Exercise requirements: Lines from the records below that contain the word "jumpsuit" are to be copied out.

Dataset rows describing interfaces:
════
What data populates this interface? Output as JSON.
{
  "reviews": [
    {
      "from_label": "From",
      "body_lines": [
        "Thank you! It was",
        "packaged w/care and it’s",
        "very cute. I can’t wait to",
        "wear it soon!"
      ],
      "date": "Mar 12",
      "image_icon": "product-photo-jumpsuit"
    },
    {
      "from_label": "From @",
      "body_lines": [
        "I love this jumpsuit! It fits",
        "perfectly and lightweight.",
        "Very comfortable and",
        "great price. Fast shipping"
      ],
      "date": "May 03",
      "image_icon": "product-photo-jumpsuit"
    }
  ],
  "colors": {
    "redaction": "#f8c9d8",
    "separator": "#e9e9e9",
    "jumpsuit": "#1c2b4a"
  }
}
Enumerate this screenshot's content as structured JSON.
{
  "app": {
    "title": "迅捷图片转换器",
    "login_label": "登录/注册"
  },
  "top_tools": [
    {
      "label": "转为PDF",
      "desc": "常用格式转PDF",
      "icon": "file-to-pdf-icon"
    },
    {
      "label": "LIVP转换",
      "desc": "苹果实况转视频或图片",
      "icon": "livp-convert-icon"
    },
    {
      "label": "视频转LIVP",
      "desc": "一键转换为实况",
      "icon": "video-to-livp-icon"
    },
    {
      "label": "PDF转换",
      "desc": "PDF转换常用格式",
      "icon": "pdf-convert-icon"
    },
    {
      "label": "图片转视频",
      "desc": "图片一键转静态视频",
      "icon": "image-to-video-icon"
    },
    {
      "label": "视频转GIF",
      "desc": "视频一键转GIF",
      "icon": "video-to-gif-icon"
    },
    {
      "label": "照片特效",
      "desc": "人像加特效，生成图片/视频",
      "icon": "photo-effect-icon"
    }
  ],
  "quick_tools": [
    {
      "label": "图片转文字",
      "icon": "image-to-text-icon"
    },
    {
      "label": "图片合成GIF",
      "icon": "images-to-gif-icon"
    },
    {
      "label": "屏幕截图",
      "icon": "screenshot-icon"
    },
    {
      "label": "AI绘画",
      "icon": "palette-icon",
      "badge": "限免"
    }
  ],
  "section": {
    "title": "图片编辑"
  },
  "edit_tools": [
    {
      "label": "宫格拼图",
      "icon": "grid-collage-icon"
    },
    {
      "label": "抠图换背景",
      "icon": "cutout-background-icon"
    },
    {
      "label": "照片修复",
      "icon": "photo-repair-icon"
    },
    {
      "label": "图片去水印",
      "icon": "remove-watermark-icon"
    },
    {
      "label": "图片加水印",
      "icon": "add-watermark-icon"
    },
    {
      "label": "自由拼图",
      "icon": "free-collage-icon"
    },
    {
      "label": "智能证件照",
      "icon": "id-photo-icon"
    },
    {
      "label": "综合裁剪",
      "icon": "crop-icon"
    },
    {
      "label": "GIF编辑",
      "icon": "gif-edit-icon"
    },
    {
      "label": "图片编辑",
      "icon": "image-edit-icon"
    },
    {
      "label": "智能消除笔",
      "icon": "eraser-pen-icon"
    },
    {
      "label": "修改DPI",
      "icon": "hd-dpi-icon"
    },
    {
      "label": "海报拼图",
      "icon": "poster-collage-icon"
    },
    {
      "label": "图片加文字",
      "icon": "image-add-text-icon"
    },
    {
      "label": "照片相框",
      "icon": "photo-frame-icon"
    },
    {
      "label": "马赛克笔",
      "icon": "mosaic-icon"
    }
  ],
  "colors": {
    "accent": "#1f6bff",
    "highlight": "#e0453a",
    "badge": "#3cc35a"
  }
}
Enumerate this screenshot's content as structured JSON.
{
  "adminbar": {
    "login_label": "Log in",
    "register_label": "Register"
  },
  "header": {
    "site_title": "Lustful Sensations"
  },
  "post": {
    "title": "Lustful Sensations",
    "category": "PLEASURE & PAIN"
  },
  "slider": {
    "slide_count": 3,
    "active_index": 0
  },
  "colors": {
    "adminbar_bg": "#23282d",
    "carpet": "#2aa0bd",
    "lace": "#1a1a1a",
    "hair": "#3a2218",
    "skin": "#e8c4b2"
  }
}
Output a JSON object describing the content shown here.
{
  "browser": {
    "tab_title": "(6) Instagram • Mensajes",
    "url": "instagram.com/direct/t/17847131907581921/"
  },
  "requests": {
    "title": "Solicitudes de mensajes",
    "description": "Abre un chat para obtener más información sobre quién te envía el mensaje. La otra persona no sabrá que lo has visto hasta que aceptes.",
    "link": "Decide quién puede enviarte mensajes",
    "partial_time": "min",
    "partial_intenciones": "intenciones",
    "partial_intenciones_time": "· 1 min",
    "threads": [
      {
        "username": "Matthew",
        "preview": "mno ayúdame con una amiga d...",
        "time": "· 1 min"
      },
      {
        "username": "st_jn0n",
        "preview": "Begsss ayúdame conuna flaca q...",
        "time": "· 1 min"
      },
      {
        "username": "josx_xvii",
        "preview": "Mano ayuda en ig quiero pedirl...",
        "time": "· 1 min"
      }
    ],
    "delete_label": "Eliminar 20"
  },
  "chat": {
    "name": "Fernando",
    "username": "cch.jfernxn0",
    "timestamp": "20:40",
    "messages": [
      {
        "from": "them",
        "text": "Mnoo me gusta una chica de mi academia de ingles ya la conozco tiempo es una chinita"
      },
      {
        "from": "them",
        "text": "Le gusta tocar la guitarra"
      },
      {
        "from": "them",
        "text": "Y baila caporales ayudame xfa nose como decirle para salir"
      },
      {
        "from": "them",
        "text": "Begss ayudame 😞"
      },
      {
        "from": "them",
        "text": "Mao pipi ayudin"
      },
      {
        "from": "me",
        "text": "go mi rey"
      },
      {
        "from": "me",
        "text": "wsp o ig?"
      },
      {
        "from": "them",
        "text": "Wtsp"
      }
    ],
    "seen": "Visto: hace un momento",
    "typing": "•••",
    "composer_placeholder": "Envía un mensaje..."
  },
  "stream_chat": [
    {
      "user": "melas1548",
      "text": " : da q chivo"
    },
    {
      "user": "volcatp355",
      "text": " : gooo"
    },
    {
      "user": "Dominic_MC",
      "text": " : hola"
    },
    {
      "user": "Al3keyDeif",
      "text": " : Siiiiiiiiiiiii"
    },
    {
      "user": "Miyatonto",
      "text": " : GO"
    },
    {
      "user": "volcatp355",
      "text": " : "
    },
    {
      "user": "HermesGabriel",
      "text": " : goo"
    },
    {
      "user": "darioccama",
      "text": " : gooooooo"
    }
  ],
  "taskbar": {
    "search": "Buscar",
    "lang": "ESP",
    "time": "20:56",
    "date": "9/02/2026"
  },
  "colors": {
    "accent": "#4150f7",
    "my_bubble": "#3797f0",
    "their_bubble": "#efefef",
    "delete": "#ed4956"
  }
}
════
Task result:
      "image_icon": "product-photo-jumpsuit"
        "I love this jumpsuit! It fits",
      "image_icon": "product-photo-jumpsuit"
    "jumpsuit": "#1c2b4a"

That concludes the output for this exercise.